- Reliving the traumatic event as if it were happening again (flashbacks)
- Upsetting dreams or nightmares about the traumatic event
- Severe emotional distress or physical reactions to something that reminds you of the traumatic event
- Trying to avoid thinking or talking about the traumatic event
- Avoiding places, activities or people that remind you of the traumatic event
Negative changes in thinking and mood
- Negative thoughts about yourself, other people or the world
- Hopelessness about the future
- Memory problems, including not remembering important aspects of the traumatic event
- Difficulty maintaining close relationships
- Feeling detached from family and friends
- Lack of interest in activities you once enjoyed
- Difficulty experiencing positive emotions
- Feeling emotionally numb
Changes in physical and emotional reactions (arousal symptoms)
- Being easily startled or frightened
- Always being on guard for danger
- Self-destructive behavior, such as drinking too much or driving too fast
- Trouble sleeping
- Trouble concentrating
- Irritability, angry outbursts or aggressive behavior
- Overwhelming guilt or shame
Even if what you are experiencing does not fit the criteria for class trauma, you may have experienced spiritual abuse.
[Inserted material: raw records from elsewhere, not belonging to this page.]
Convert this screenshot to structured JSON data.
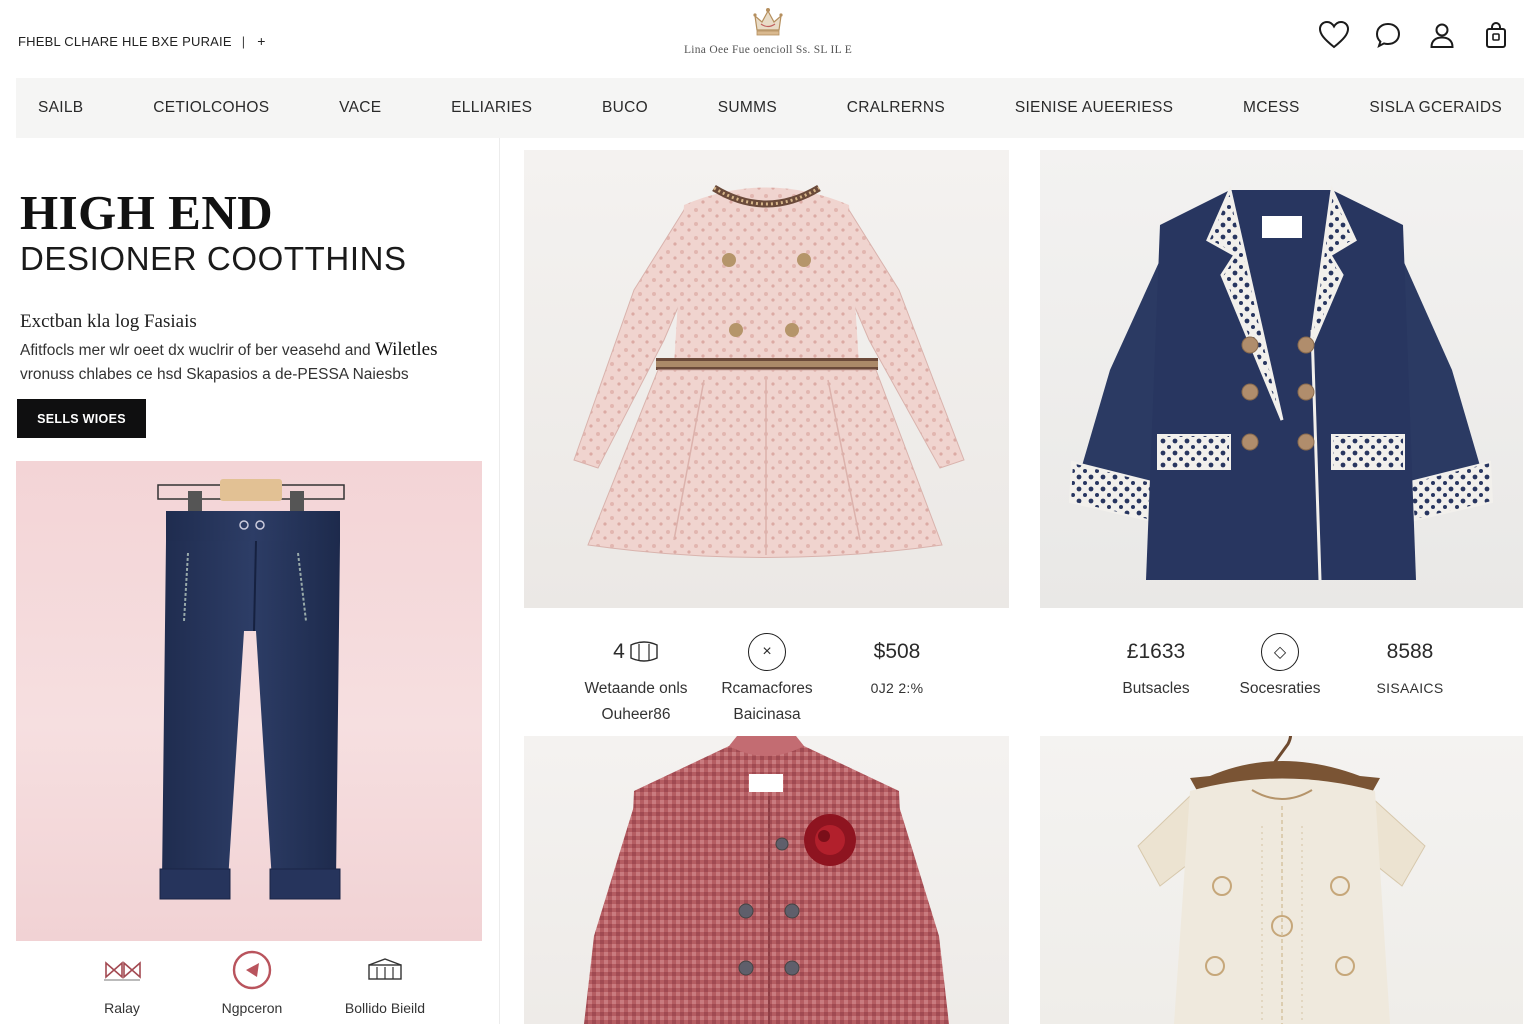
{
  "header": {
    "promo_text": "FHEBL CLHARE HLE BXE PURAIE",
    "promo_separator": "|",
    "promo_plus": "+",
    "logo_tagline": "Lina Oee Fue oencioll Ss. SL IL E",
    "icons": [
      "heart-icon",
      "chat-icon",
      "user-icon",
      "bag-icon"
    ]
  },
  "nav": {
    "items": [
      "SAILB",
      "CETIOLCOHOS",
      "VACE",
      "ELLIARIES",
      "BUCO",
      "SUMMS",
      "CRALRERNS",
      "SIENISE AUEERIESS",
      "MCESS",
      "SISLA GCERAIDS"
    ]
  },
  "hero": {
    "title": "HIGH END",
    "subtitle": "DESIONER COOTTHINS",
    "lead": "Exctban kla log  Fasiais",
    "body_line1_start": "Afitfocls mer wlr oeet dx wuclrir of ber veasehd and ",
    "body_line1_emph": "Wiletles",
    "body_line2": "vronuss chlabes ce hsd  Skapasios  a de-PESSA Naiesbs",
    "cta_label": "SELLS WIOES"
  },
  "left_features": [
    {
      "icon": "bows-icon",
      "label": "Ralay"
    },
    {
      "icon": "circle-play-icon",
      "label": "Ngpceron"
    },
    {
      "icon": "building-icon",
      "label": "Bollido Bieild"
    }
  ],
  "stats_left": [
    {
      "value": "4",
      "icon": "tag-icon",
      "label_line1": "Wetaande onls",
      "label_line2": "Ouheer86"
    },
    {
      "icon": "close-icon",
      "symbol": "×",
      "label_line1": "Rcamacfores",
      "label_line2": "Baicinasa"
    },
    {
      "value": "$508",
      "label_line1": "0J2 2:%"
    }
  ],
  "stats_right": [
    {
      "value": "£1633",
      "label_line1": "Butsacles"
    },
    {
      "icon": "diamond-icon",
      "symbol": "◇",
      "label_line1": "Socesraties"
    },
    {
      "value": "8588",
      "label_line1": "SISAAICS"
    }
  ],
  "colors": {
    "accent_dark": "#0f0f10",
    "hero_pink": "#f3d4d6",
    "navy": "#27365c",
    "rose": "#b9545d",
    "nav_bg": "#f5f5f4"
  }
}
You can use the contact page to send a message, schedule a consultation call, or call the Inspired Happiness Therapy and Wellness office directly 769-224-4234.
Want to read more?
Here are some blog posts about distressing experiences in church that you might find useful!
Healing From Religious Trauma
An introduction to the concept of religious trauma and how we begin to heal from it.
Why I Work With Clients Who Have Had Distressing Experiences in Church
A blog post where I share why I decided to begin working with clients who have experienced spiritual abuse or religious trauma.